Aim of the exercise →
The records below are to be set down again exactly, with the pictures left out.

Exercise input →
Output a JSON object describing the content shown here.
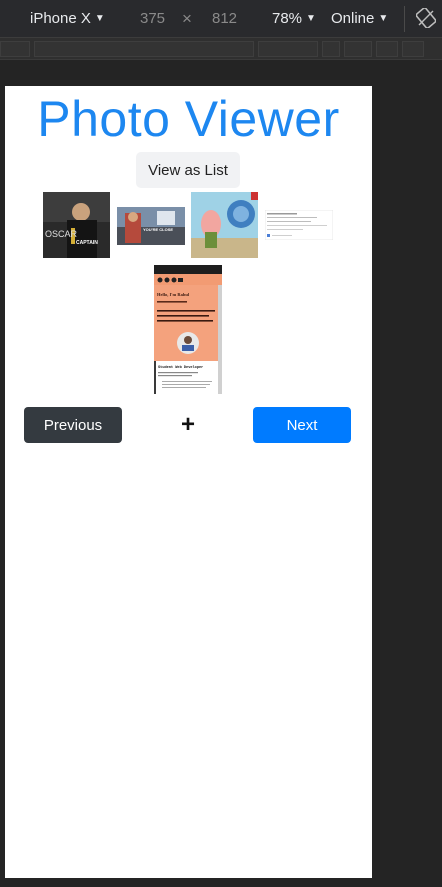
{
  "devtools": {
    "device": "iPhone X",
    "width": "375",
    "times": "×",
    "height": "812",
    "zoom": "78%",
    "network": "Online"
  },
  "page": {
    "title": "Photo Viewer",
    "view_toggle_label": "View as List",
    "thumbnails": [
      {
        "label": "OSCAR",
        "caption": "CAPTAIN"
      },
      {
        "caption": "YOU'RE CLOSE"
      },
      {
        "label": "spongebob meme"
      },
      {
        "label": "document screenshot"
      },
      {
        "heading": "Hello, I'm Rahul",
        "line1": "I am a graduate student, web developer, and aspiring data scientist!",
        "section": "Student Web Developer"
      }
    ],
    "prev_label": "Previous",
    "plus_label": "+",
    "next_label": "Next"
  },
  "colors": {
    "accent": "#1d87f0",
    "next": "#007bff",
    "prev": "#343a40"
  }
}
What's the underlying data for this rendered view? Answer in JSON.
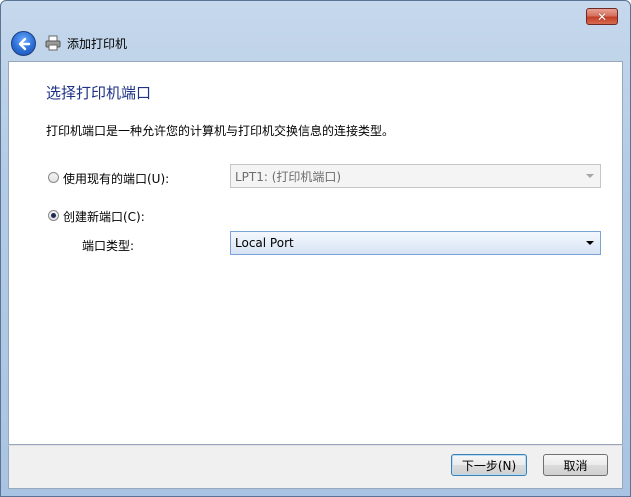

Solution to this task →
Output a JSON object describing the content shown here.
{
  "devtools": {
    "device": "iPhone X",
    "width": "375",
    "times": "×",
    "height": "812",
    "zoom": "78%",
    "network": "Online"
  },
  "page": {
    "title": "Photo Viewer",
    "view_toggle_label": "View as List",
    "thumbnails": [
      {
        "label": "OSCAR",
        "caption": "CAPTAIN"
      },
      {
        "caption": "YOU'RE CLOSE"
      },
      {
        "label": "spongebob meme"
      },
      {
        "label": "document screenshot"
      },
      {
        "heading": "Hello, I'm Rahul",
        "line1": "I am a graduate student, web developer, and aspiring data scientist!",
        "section": "Student Web Developer"
      }
    ],
    "prev_label": "Previous",
    "plus_label": "+",
    "next_label": "Next"
  },
  "colors": {
    "accent": "#1d87f0",
    "next": "#007bff",
    "prev": "#343a40"
  }
}
What's the underlying data for this rendered view? Answer in JSON.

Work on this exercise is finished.